The driver of the car was found unconscious and taken to a local hospital, according to Cambridge first responders, but more hasn't been shared about what made investigators call the act "intentional."
Gonneville on Monday referred questions about their status to MBTA Transit Police, which was working with local prosecutors. A representative for transit police had no update regarding the driver, their identity or if charges will be brought.
About 5,000 people use the station for their daily commute, according to Gonneville, and the MBTA is working to ensure all travelers' safety when the facility reopens in stages.
The garage will be reopened first, with access to the mezzanine and roof restricted. Then, as soon as next week, the entrance to the Red Line next to Russell Field — across Alewife Brook Parkway — will reopen, allowing Red Line service to resume. But Gonneville said that the MBTA first needs to ensure that the station would be safe in case of an evacuation.
Lastly, while the 5-ton barrier has been removed from the roof trusses, the full station won't reopen until the roof is fully evaluated for safety and a barrier is put up to prevent a similar incident, Gonneville said.
"This was a very serious incident and cetainly something we are making sure as well, when we open the station … that the situation will be safe," he said.
Buses were picking up and dropping off passengers in the station's busway. Anyone who uses Alewife Station to travel was encouraged to look at the MBTA Trip Planner for alternate routes, including the Commuter Rail.

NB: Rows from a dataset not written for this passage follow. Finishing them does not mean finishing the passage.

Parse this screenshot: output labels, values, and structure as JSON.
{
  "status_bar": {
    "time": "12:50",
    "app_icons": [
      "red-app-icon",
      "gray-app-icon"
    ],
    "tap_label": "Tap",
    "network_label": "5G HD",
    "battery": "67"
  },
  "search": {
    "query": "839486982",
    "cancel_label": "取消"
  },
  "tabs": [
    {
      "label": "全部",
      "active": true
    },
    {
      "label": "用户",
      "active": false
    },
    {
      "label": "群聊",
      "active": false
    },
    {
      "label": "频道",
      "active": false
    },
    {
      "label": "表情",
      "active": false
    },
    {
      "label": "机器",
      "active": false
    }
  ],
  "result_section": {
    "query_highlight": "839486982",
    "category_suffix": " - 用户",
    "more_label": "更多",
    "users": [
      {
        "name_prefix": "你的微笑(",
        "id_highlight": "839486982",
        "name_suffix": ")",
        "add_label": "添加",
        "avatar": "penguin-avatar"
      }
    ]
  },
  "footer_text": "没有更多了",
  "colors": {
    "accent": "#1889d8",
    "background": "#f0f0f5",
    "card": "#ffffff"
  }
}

"It took me off guard," commuter Nakisha Leonardo said. "When I got here I Thought they were just doing construction."